_The data_
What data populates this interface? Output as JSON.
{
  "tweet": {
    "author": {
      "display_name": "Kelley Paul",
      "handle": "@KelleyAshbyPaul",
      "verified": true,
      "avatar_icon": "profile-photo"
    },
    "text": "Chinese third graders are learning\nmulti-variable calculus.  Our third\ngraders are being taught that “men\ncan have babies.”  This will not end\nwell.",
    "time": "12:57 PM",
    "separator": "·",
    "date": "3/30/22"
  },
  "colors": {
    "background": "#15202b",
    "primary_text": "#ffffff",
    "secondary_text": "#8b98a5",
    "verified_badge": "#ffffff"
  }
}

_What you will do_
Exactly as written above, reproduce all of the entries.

_Response to this task_
What data populates this interface? Output as JSON.
{
  "tweet": {
    "author": {
      "display_name": "Kelley Paul",
      "handle": "@KelleyAshbyPaul",
      "verified": true,
      "avatar_icon": "profile-photo"
    },
    "text": "Chinese third graders are learning\nmulti-variable calculus.  Our third\ngraders are being taught that “men\ncan have babies.”  This will not end\nwell.",
    "time": "12:57 PM",
    "separator": "·",
    "date": "3/30/22"
  },
  "colors": {
    "background": "#15202b",
    "primary_text": "#ffffff",
    "secondary_text": "#8b98a5",
    "verified_badge": "#ffffff"
  }
}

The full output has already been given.